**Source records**
........

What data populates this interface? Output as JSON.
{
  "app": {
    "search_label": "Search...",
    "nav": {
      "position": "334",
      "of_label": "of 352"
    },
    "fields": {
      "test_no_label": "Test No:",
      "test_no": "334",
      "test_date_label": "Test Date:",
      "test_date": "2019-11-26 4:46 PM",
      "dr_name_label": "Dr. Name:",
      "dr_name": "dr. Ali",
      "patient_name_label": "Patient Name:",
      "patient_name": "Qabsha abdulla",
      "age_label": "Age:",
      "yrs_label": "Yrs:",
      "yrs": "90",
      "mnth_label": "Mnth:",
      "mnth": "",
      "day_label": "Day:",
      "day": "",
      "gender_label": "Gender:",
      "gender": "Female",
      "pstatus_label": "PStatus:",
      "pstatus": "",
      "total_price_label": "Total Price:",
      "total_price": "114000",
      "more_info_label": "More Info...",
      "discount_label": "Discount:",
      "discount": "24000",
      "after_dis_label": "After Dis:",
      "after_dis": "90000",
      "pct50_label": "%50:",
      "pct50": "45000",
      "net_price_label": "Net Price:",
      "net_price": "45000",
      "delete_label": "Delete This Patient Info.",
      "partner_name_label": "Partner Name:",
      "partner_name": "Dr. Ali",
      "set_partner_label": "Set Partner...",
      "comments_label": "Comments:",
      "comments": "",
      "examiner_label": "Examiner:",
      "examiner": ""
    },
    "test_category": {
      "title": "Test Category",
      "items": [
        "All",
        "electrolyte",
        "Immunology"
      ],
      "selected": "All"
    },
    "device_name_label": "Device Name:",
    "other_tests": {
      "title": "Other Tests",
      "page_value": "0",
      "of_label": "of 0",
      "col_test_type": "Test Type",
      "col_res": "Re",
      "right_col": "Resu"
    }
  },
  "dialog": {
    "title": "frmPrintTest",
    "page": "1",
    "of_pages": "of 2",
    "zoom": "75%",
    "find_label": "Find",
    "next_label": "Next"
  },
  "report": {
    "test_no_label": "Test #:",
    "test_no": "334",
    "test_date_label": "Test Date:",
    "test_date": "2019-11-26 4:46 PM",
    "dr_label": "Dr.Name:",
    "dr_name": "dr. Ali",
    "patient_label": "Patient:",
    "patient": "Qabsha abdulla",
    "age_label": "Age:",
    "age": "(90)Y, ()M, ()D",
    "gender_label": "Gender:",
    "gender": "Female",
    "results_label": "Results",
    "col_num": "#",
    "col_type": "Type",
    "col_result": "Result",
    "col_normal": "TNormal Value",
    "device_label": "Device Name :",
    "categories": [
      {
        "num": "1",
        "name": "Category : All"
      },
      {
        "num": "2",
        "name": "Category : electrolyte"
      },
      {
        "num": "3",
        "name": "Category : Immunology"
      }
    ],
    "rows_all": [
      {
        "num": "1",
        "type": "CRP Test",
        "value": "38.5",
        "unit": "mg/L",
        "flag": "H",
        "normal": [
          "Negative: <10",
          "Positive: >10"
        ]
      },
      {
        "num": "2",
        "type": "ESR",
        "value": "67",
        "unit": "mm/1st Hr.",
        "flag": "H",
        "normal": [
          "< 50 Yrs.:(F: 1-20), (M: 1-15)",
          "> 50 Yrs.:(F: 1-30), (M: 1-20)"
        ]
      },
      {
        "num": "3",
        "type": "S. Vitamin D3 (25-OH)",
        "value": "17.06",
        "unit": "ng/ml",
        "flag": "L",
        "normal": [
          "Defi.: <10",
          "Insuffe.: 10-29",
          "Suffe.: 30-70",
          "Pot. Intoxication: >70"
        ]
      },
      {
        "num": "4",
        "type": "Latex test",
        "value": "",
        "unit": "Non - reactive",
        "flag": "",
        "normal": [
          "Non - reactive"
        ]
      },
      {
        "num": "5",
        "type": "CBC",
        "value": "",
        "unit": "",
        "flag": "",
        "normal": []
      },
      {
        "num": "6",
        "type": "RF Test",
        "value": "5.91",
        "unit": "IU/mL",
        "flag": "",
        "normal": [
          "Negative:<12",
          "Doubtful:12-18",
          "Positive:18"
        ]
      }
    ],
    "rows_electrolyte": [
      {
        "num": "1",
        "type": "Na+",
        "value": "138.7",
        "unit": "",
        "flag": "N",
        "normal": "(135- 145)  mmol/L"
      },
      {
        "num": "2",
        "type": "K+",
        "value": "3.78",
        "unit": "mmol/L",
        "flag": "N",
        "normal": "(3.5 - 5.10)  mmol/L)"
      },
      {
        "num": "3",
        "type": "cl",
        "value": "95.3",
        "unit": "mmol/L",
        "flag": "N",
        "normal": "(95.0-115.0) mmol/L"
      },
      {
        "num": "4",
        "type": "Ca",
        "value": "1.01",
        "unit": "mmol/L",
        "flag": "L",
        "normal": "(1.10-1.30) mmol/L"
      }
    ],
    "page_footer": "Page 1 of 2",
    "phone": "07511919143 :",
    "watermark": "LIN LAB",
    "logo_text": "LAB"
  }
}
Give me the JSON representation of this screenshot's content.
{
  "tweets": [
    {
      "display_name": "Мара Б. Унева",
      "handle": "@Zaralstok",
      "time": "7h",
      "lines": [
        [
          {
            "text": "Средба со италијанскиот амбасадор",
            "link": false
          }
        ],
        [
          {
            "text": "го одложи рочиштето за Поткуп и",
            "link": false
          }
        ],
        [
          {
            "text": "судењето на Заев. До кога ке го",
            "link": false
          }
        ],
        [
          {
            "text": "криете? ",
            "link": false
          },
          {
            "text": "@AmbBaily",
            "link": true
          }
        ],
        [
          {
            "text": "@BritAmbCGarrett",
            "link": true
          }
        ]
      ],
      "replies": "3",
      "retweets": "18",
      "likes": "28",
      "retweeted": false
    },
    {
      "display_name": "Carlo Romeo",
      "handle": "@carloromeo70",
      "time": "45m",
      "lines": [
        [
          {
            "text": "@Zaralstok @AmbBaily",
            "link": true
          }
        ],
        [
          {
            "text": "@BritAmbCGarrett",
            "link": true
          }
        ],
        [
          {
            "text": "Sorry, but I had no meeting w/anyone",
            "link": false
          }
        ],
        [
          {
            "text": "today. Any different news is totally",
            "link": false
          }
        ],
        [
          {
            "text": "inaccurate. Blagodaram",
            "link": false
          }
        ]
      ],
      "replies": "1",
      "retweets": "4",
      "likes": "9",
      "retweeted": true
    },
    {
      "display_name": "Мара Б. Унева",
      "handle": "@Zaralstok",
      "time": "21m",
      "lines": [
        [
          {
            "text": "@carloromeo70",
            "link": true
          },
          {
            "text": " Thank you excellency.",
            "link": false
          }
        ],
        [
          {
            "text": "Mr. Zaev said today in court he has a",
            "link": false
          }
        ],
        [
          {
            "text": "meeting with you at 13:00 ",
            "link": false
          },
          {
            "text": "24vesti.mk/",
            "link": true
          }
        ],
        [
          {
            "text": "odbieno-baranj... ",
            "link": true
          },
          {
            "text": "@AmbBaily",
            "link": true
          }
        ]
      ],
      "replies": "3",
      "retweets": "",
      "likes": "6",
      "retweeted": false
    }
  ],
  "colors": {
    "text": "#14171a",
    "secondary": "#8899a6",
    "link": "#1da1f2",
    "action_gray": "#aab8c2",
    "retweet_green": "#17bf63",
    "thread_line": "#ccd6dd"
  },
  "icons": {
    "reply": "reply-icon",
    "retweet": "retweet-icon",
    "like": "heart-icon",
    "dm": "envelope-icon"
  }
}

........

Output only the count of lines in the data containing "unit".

**TASK ANSWER**
10